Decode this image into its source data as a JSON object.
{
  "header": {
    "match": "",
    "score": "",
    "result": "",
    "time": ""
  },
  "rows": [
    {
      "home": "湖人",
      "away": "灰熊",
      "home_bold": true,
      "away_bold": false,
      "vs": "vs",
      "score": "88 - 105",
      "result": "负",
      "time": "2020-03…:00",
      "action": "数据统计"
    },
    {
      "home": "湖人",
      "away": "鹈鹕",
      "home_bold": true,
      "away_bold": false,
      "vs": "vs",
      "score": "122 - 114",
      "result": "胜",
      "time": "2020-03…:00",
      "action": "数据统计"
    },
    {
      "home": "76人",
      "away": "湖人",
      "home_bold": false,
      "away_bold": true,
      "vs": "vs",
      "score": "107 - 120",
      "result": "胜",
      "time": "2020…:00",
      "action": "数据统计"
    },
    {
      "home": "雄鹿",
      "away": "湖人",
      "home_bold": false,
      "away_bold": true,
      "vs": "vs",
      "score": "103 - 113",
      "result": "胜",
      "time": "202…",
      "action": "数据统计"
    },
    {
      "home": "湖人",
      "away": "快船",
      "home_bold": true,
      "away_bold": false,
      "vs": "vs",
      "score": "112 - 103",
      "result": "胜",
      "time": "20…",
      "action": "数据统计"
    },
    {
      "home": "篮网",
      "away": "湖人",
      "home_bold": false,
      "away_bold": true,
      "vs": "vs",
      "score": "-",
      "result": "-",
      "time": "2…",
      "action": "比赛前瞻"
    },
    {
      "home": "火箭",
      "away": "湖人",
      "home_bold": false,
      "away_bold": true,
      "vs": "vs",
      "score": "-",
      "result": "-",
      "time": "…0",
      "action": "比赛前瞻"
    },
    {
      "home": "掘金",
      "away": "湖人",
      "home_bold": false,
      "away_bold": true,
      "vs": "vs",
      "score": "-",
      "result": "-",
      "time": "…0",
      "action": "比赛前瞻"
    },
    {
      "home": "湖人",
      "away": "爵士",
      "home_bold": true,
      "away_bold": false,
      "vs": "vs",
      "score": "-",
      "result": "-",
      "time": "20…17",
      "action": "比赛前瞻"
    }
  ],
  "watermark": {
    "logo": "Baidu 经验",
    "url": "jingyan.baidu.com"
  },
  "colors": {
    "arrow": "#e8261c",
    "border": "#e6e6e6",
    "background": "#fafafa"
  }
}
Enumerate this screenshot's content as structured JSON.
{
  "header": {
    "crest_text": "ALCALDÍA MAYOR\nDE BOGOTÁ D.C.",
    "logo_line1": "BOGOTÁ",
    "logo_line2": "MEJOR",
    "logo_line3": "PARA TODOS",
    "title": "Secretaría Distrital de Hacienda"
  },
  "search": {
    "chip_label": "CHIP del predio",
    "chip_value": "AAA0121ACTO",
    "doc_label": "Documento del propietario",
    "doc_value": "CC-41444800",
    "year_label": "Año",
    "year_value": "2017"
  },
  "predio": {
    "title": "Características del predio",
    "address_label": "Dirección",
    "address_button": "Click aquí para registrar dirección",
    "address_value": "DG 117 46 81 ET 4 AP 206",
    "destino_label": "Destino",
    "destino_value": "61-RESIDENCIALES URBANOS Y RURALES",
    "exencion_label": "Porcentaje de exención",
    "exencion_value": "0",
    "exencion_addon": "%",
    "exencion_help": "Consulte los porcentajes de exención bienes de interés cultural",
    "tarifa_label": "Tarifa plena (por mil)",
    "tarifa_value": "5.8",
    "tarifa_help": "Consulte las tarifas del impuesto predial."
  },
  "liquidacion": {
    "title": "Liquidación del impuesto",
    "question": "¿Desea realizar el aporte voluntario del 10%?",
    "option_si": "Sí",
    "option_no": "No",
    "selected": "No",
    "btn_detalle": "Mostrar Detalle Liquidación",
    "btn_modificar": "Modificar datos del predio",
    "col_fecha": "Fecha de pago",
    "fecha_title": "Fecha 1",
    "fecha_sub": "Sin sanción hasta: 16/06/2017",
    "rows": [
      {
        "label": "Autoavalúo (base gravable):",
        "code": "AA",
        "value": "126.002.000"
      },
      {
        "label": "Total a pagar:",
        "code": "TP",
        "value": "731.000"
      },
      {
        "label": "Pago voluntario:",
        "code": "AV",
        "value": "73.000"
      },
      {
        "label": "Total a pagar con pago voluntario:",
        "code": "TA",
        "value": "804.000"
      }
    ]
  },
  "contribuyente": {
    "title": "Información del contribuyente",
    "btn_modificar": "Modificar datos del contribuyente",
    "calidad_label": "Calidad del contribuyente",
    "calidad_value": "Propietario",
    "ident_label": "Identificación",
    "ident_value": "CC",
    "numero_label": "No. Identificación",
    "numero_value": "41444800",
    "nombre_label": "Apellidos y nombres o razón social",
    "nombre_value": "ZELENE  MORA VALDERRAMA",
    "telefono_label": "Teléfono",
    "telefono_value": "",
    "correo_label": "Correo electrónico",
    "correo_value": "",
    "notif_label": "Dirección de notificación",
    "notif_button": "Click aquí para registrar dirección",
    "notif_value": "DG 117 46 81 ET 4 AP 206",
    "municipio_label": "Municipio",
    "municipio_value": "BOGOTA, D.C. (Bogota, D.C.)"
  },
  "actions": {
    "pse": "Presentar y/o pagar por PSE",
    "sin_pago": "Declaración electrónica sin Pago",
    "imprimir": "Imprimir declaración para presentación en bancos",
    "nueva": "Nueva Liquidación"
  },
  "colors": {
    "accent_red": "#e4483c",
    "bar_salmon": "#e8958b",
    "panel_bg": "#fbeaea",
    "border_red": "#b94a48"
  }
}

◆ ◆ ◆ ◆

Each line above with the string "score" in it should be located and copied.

## RESPONSE AREA
    "score": "",
      "score": "88 - 105",
      "score": "122 - 114",
      "score": "107 - 120",
      "score": "103 - 113",
      "score": "112 - 103",
      "score": "-",
      "score": "-",
      "score": "-",
      "score": "-",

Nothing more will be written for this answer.